It is, in other words, a classic apologetic. The pundit, a clear-thinking, reality-based fellow (and yes, they are almost always fellows), knows that if you paid attention back in 2008 you understood that Obama wasn’t promising anything great. Plus, the president has delivered all kinds of subtle but awesome stuff that his soft-headed fans overlook. Besides, there are those awful racist Republicans. Good Christ! Would we rather have one of them in the Oval Office?
This theme has been so elaborately developed over the last few years that it would be possible to write a decent history of the Obama administration entirely in terms of the various apologetics deployed on its behalf, savoring all the different grades of literary style, noting all the catch phrases and in-jokes the pundits share with one another, enumerating all the clever put-downs they use to deride the unrealistic liberal masses.
As a preface to any such future history, let me outline here the main points of the genre.
After 30 years, the practice of paying every resident—including children—at least $1,000 has made Alaska one of the least unequal states in America. Here’s what the rest of us can learn. by Peter Barnes, mirrored from Common Dreams
There’s long been a notion that, because money is a prerequisite for survival and security, everyone should be assured some income just for being alive. The notion has been advanced by liberals such as James Tobin, John Kenneth Galbraith, and George McGovern, and by conservatives like Friedrich Hayek, Milton Friedman, and Richard Nixon. It’s embedded in the board game Monopoly, in which all players get equal payments when they pass Go. And yet, with one exception, Americans have been unable to agree on any plan that guarantees some income to everyone. The reasons lie mostly in the stories that surround such income. Is it welfare? Is it redistribution? Does it require higher taxes and bigger government? Americans think dimly of all these things.

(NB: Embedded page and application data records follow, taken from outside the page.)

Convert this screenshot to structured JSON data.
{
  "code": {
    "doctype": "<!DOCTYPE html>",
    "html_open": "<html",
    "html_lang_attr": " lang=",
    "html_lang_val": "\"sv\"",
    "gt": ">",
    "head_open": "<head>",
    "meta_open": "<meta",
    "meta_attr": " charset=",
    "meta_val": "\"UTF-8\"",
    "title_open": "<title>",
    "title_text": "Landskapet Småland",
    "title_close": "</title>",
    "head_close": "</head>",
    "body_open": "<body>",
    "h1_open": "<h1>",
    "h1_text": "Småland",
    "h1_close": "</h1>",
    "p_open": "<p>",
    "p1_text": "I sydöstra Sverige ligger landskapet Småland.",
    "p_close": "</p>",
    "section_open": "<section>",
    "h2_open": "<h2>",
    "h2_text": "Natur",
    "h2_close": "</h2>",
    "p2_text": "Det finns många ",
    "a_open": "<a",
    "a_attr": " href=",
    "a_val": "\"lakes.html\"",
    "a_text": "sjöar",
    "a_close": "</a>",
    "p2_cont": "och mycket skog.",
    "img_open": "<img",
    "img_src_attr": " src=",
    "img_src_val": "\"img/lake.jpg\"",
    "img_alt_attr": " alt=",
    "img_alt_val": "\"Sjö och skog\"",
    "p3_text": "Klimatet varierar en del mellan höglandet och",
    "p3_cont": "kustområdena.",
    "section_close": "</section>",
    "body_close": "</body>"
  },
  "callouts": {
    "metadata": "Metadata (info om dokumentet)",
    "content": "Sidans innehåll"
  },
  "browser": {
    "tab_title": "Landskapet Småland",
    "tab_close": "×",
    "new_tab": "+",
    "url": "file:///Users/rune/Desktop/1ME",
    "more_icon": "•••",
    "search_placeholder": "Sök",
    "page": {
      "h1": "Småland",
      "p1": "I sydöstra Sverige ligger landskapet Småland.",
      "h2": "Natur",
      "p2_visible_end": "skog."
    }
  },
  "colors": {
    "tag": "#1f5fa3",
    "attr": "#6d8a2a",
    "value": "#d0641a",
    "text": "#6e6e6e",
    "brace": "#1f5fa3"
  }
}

But then, there’s the exception. Jay Hammond, the Republican governor of Alaska from 1974 to 1982, was an independent thinker who conceived of, and then persuaded Alaska’s legislators to adopt, the world’s first system for paying equal dividends to everyone. In Hammond’s model, the money comes not from taxes but from a common resource: North Slope oil. Using proceeds from that gift of nature, the Alaska Permanent Fund has paid equal yearly dividends to every resident, including children, ranging from about $1,000 to over $3,000. (Bear in mind that a family of four collects four same sized dividends.) While this isn’t enough to live on, it nicely supplements Alaskans’ other earnings. And paying such dividends regularly for more than thirty years has bolstered the state’s economy, reduced poverty, and made Alaska one of the least unequal states in America.
The question Americans in the lower 48 should now ask is: Did Alaska find the right formula? If it can convert part of its common wealth into equal dividends for everyone, can the rest of America do the same?
There are many good reasons to ask this question. One is that America’s middle class is in steady decline. In the heyday of our middle class, jobs at IBM and General Motors were often jobs for life. Employers offered decent wages, health insurance, paid vacations and defined pensions. Nowadays, such jobs are rare.